Published Sep. 17, 2018

After Red Tide reappeared on Pinellas County beaches the day before, the sights and smells of dead fish continued to wash ashore Sunday.

Red Tide is an algae bloom that produces toxins that kill fish and can be dangerous for humans with respiratory issues.
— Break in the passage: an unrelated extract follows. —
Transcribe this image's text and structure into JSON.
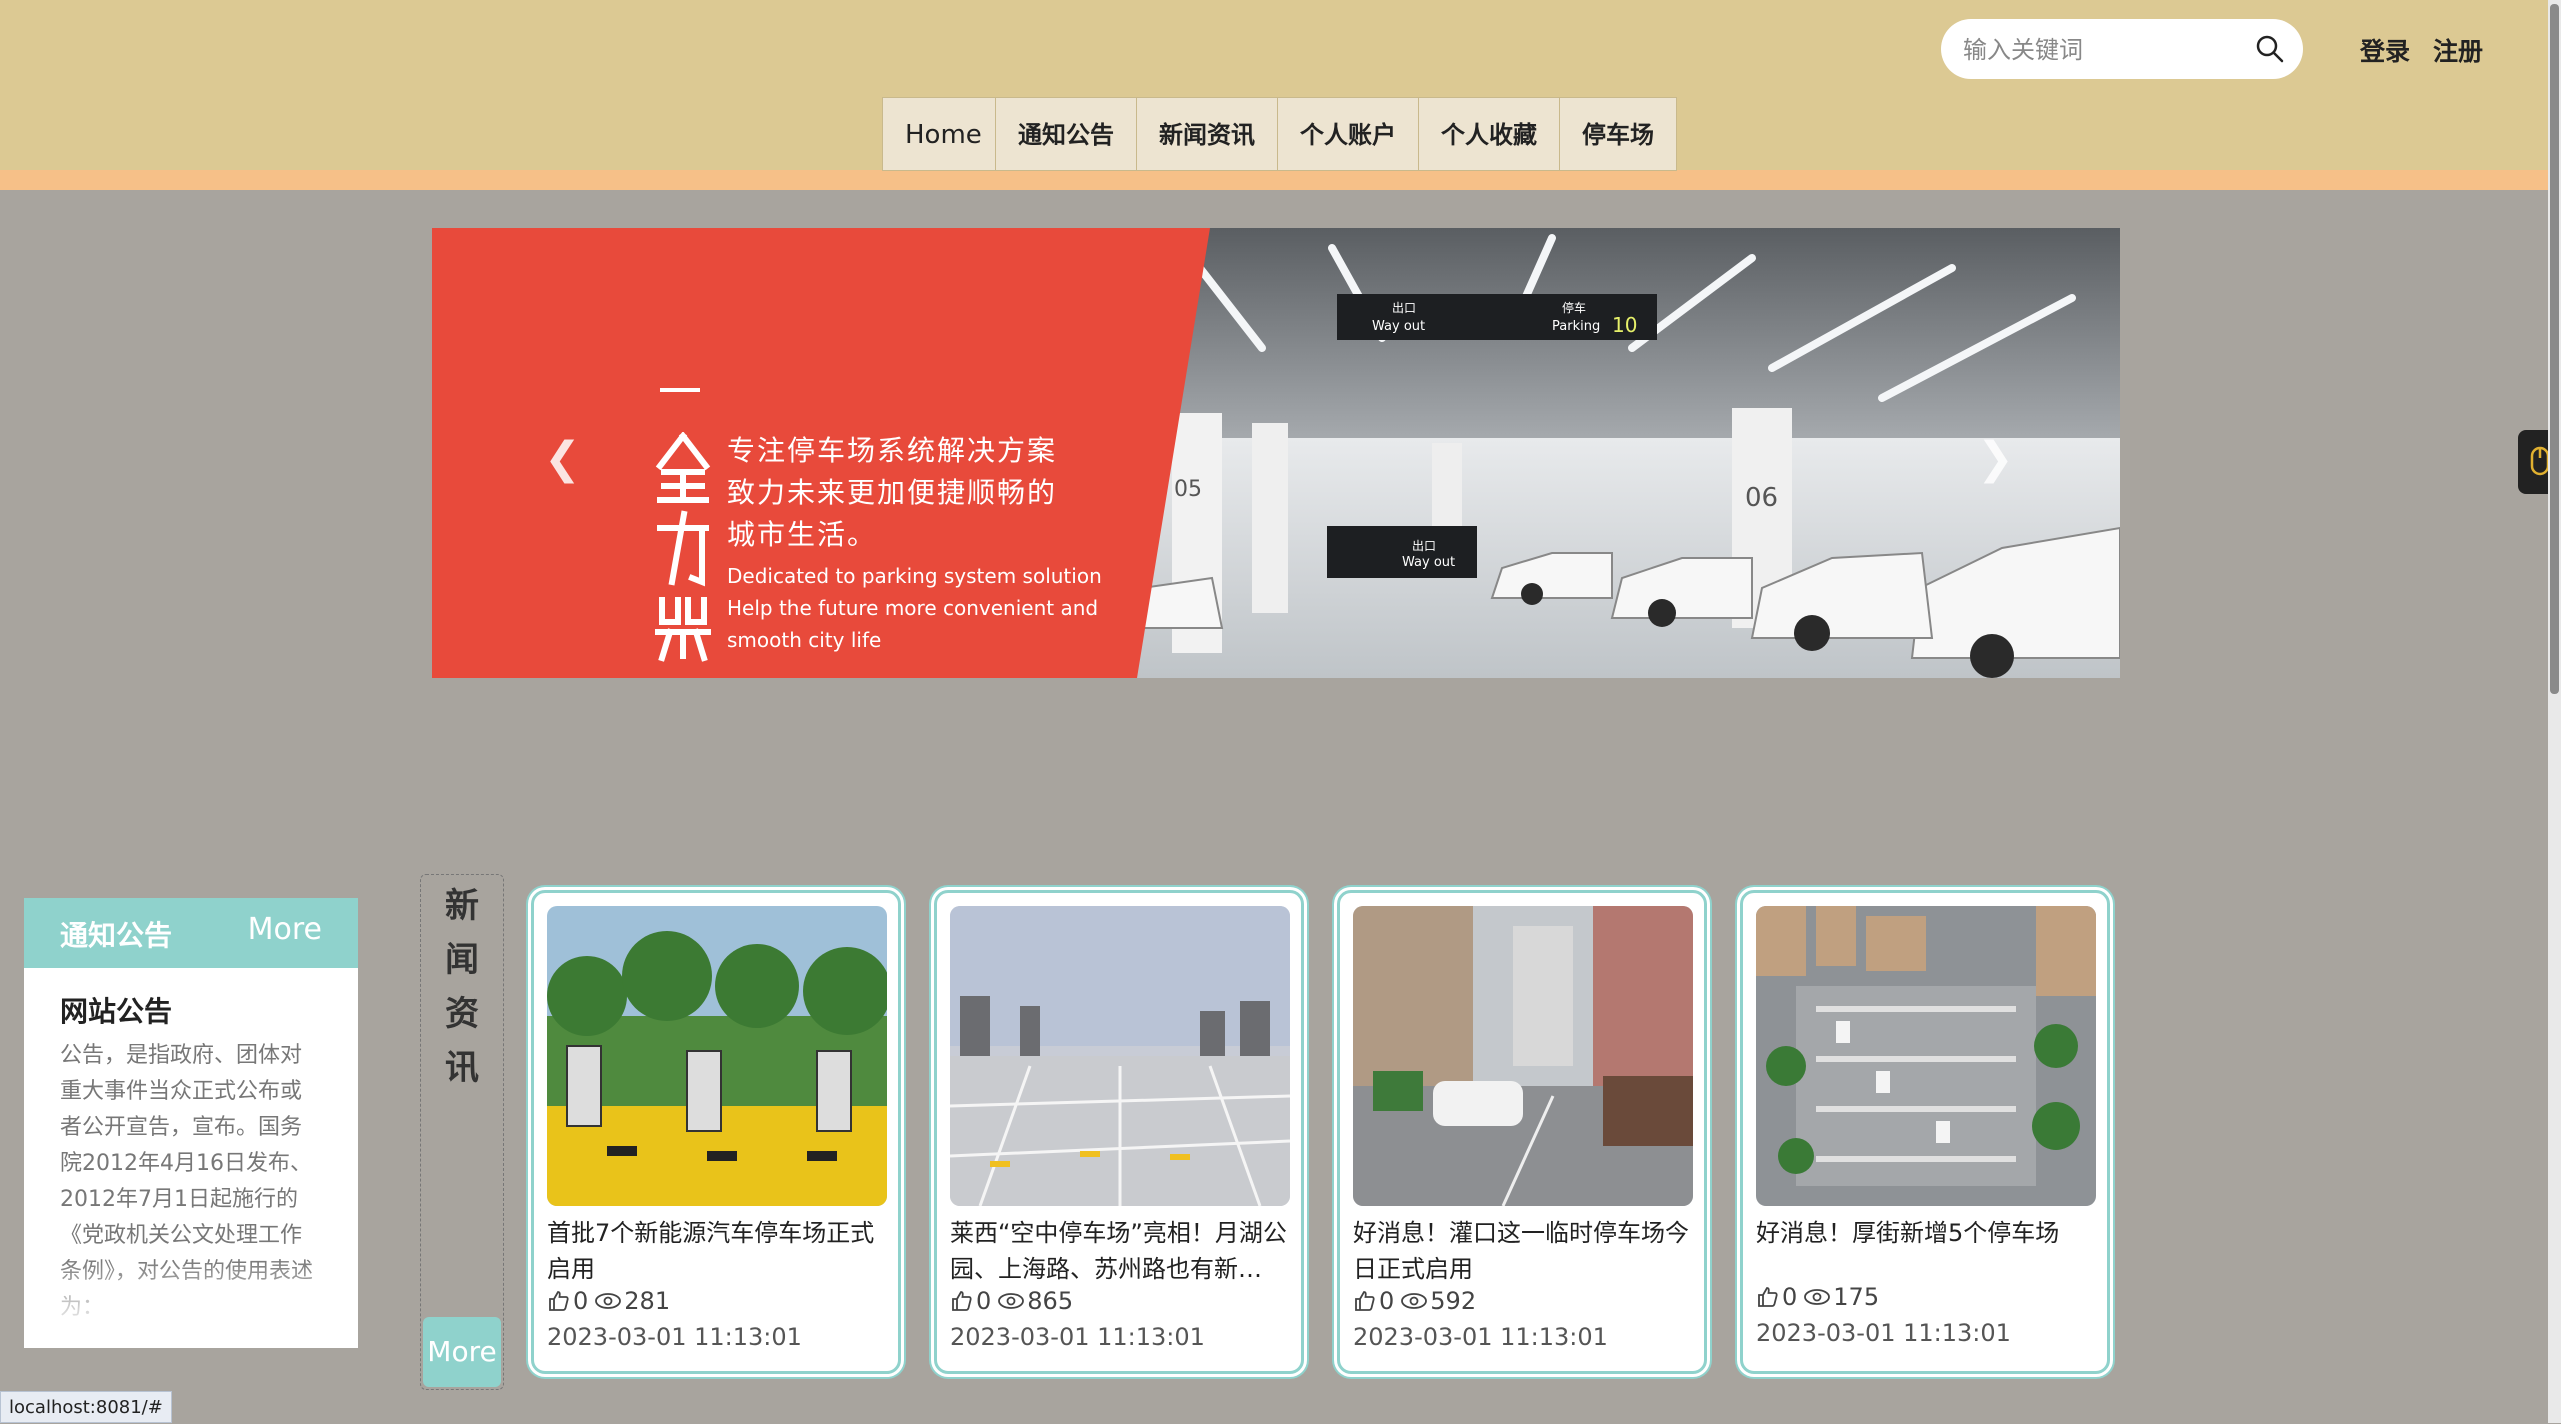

The microscopic algae Karenia brevis reproduces offshore; it can be carried to beaches by ocean currents.

It's spread north along Florida's gulf coast for months.

According to state measurements, the bloom was present as recently as Thursday along beaches from Pinellas County to Lee County.

Sunday morning, Red Tide caused "strong" odors and dead fish on Madeira Beach, Redington Shores, Indian Shores, St. Pete Beach, Clearwater Beach and Pass-A-Grille, with other beaches affected to a lesser extent.

Fort DeSoto Park, which reported heavy amounts of dead fish on its Gulf side shore on Saturday, had returned to "normal" conditions by Sunday, according to Pinellas County.

Shrimp boats continued to drag nets through the water off Madeira Beach on Sunday, trying to catch as many dead fish as possible before they washed up on shore.

According to the National Oceanic and Atmospheric Administration, Red Tide is forecast to continue cause moderate irritation on northern Pinellas beaches and high irritation for southern Pinellas beaches on Monday.

Contact Langston Taylor at ltaylor@tampabay.com. Follow @langstonitaylor.